When genetics challenges a racist's self-identity

Author: Aaron Panofsky (UCLA)  email

Short Abstract

How do white nationalists interpret genetic ancestry tests?

Long Abstract

Since the advent in the mid-2000s of genetic ancestry tests (GATs) available directly to consumers, researchers have considered what their effects would be on individuals' conceptions of their own identities and their understanding of race and ethnicity. Studies have focused especially on the impact on African Americans and more recently on differences in reception among individuals from diverse backgrounds. This study focuses on a different population: white nationalists posting and discussing GAT results on the web forum Stormfront. This is a self-selected population that ostensibly has strong ideological commitments to notions of racial distinctiveness, purity, and hierarchy and where genetic information might put individual identity at risk. Our research shows that they use practices of "affiliative self-fashioning" similar to other populations—that is, white nationalists incorporate and reject elements of ancestry testing results selectively in ways that tend to preserve prior identities. Identity "repair" practices include denigrating the racial motivations and putative Jewish ownership of genetics companies and denigrating the validity of genetics as opposed to genealogical research or self-knowledge ("looking in the mirror"). On occasion GAT reveals are occasions for individuals to denigrate each other's identities. Finally, Stormfront posters typically interpret results in essentialist ways—they think about particular MtDNA or Y-chromosome haplotypes as typical of particular desirable and undesirable populations and emblematic of membership rather than as distributed in diverse and clinal fashion inconsistent with distinctive populations. Thus GATs become occasions for debates about the necessity of racial purity to a commitment to white nationalism.

All You Base Are Belong To Us: Infrastructures of Online Violence

Author: Elizabeth Losh (College of William and Mary)  email

Short Abstract

Online harassment orchestrated by the #GamerGate campaign uses multiple rhetorical, algorithmic, demographic, and legal infrastructures to target feminist game developers, critics, scholars, and fans of independent gaming with very intense campaigns of online harassment.

Long Abstract

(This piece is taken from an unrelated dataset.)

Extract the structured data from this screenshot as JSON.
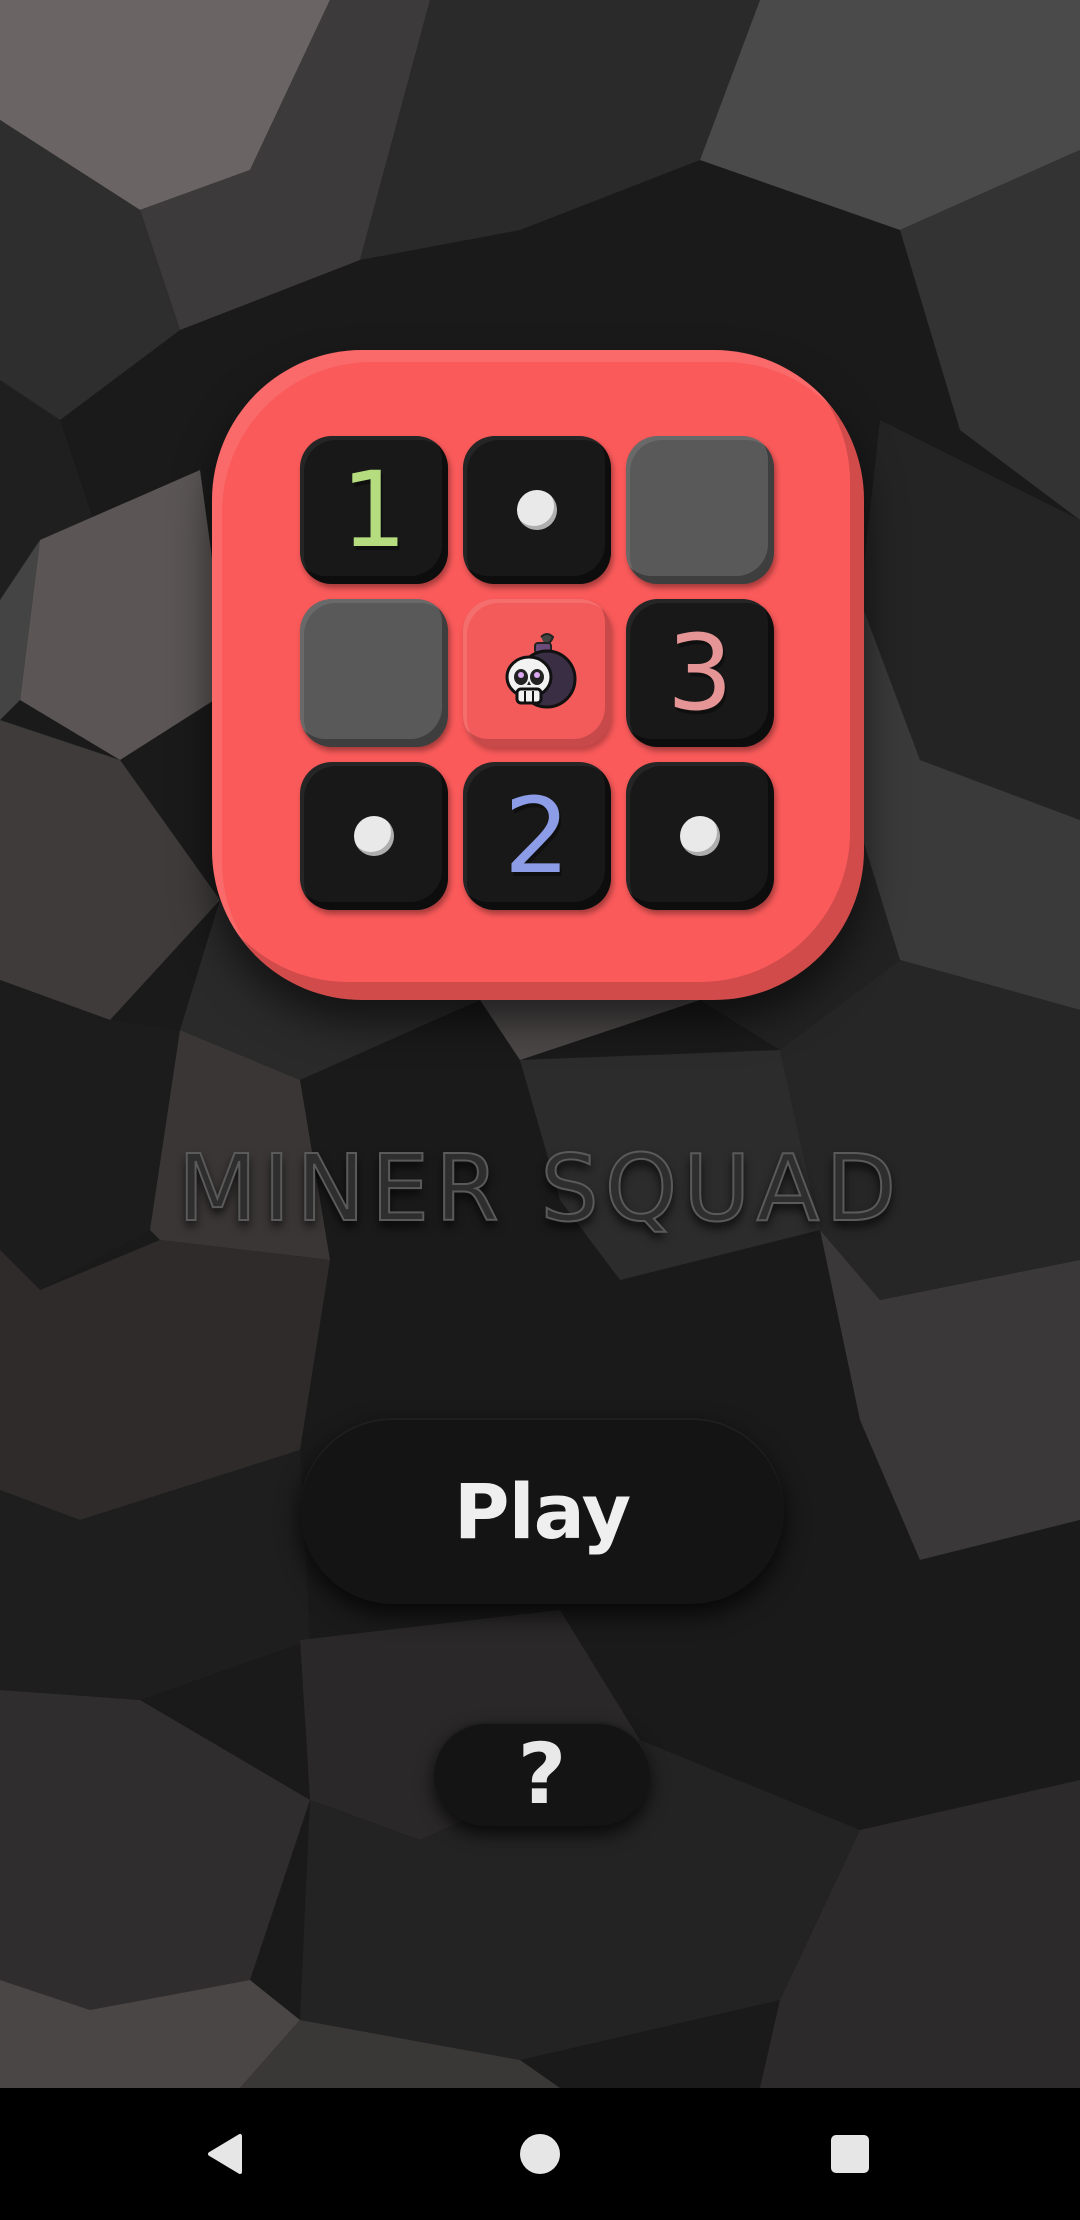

Online harassment is facilitated by a wide variety of material, human, informational, and rhetorical infrastructures. Carefully orchestrated recent campaigns to punish, shame, threaten, and terrorize female or feminist game designers, critics, fans, and players have benefited from specific infrastructural conditions. For example, GamerGate borrows from the tactics of hashtag activism around metadata naming conventions, the standards of legal equality trumpeted by the men's rights movement, the doctrines of the "magic circle" in gaming culture, and the architectures of distribution, replication, optimization, and reciprocity built into the Internet itself. GamerGaters have capitalized on rules for registering domain names, standards for IP addresses, upvoting procedures in online communities, and the protocols of crowdfunding and customer service mechanisms to align their interests and coordinate their hostile and exclusionary affective labor. They have even appropriated the infrastructural advantages of certain feminist topoi, such as level playing fields or safe spaces.

This paper examines the larger discursive context of #GamerGate and why hard-core gamers who are fans of AAA videogames with military storylines and first-person shooter game mechanics have constructed a seemingly illogical and paranoid explanatory theory about so-called "social justice warriors" pursuing unfair advantage. As they deny the materiality, embodiment, labor, and situatedness of digital culture, they also affirm positive notions about the exceptionalism of a realm defined - in Nicholas Negroponte's terms - by bits rather than atoms. This rhetorical infrastructure, which emphasizes transparency, neutrality, and universality, is also a key feature of the GamerGate campaign.

This track is closed to new paper proposals.